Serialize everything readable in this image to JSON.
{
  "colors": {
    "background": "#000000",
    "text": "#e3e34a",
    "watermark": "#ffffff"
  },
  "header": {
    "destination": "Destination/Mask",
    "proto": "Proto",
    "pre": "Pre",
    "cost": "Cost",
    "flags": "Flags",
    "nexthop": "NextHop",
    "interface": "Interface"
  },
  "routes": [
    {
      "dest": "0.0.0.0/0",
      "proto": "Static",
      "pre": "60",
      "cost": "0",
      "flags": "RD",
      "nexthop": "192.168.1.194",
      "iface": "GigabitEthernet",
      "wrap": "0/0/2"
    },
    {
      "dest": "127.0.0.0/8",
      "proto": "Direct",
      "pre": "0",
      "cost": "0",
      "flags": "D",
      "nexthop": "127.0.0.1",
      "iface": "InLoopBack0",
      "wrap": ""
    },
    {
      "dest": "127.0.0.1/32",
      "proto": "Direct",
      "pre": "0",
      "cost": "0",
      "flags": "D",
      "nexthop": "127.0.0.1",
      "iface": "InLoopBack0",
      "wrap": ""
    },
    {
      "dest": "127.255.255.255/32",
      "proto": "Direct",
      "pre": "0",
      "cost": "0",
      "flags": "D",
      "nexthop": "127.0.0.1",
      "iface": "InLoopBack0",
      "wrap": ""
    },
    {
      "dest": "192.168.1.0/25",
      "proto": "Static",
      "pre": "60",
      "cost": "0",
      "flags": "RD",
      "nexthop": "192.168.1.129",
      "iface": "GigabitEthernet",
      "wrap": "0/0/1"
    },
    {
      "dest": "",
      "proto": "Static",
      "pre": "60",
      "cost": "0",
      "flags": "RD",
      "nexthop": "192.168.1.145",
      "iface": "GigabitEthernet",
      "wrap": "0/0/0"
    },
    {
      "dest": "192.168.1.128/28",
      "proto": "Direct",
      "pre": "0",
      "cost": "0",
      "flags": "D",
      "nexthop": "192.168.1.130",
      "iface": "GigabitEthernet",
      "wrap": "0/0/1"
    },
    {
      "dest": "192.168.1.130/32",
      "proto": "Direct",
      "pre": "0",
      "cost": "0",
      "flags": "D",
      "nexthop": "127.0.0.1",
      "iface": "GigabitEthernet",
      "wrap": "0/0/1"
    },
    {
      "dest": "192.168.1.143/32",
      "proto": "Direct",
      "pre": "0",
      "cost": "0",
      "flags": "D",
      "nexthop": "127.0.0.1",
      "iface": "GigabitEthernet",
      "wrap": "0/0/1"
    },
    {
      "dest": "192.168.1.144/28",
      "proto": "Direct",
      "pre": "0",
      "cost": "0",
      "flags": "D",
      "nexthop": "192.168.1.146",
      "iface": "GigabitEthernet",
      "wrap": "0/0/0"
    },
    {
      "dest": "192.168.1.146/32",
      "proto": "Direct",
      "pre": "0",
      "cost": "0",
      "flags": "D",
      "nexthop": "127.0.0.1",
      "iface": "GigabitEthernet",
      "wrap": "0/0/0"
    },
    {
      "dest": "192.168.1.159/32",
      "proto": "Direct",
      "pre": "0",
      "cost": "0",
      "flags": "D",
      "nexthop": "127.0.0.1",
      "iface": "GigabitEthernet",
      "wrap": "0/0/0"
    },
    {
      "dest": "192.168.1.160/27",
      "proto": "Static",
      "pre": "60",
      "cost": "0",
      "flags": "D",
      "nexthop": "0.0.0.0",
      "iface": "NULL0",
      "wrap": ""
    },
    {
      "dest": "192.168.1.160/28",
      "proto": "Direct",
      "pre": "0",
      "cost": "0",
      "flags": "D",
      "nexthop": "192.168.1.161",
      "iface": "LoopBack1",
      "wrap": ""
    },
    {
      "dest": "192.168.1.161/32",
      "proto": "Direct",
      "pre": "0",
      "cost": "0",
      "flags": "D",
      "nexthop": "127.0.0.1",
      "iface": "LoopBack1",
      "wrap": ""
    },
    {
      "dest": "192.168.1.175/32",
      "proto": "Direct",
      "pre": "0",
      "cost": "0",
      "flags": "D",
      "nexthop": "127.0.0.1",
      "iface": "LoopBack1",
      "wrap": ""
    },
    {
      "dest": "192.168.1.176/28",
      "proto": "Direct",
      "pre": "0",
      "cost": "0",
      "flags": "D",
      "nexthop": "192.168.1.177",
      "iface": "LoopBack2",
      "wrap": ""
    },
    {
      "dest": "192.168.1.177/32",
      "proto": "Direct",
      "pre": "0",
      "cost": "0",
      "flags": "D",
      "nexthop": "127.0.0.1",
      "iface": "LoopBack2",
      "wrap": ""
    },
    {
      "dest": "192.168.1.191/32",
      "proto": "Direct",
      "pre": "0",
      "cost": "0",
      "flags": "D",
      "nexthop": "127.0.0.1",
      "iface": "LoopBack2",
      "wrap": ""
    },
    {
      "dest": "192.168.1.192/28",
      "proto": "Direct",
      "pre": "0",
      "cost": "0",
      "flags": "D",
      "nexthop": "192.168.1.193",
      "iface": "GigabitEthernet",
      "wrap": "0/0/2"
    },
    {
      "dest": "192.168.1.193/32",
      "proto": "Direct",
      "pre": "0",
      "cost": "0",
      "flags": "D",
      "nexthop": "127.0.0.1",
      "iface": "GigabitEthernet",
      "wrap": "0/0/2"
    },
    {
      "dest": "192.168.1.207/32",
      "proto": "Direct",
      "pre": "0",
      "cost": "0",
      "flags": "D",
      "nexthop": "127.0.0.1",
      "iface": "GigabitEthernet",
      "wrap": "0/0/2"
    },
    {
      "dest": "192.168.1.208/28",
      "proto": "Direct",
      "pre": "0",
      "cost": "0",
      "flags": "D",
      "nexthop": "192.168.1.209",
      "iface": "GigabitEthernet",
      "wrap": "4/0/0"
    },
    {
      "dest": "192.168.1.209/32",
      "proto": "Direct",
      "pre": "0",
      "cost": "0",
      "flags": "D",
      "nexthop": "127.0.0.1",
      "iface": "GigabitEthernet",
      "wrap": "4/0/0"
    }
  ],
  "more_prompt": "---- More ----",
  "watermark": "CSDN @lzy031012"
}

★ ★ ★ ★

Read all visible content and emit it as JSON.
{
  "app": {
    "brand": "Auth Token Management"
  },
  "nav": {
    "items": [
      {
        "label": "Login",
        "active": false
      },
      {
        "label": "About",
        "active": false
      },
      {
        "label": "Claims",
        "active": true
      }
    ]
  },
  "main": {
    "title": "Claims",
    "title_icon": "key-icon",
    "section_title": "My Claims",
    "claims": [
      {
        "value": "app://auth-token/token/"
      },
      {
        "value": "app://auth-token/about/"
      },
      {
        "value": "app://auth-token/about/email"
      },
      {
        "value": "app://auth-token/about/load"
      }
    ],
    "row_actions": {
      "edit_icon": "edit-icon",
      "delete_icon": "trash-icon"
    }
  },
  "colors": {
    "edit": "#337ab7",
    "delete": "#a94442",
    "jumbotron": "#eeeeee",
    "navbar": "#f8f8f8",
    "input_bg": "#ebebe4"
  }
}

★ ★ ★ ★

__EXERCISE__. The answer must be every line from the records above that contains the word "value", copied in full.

__TASK OUTPUT__.
        "value": "app://auth-token/token/"
        "value": "app://auth-token/about/"
        "value": "app://auth-token/about/email"
        "value": "app://auth-token/about/load"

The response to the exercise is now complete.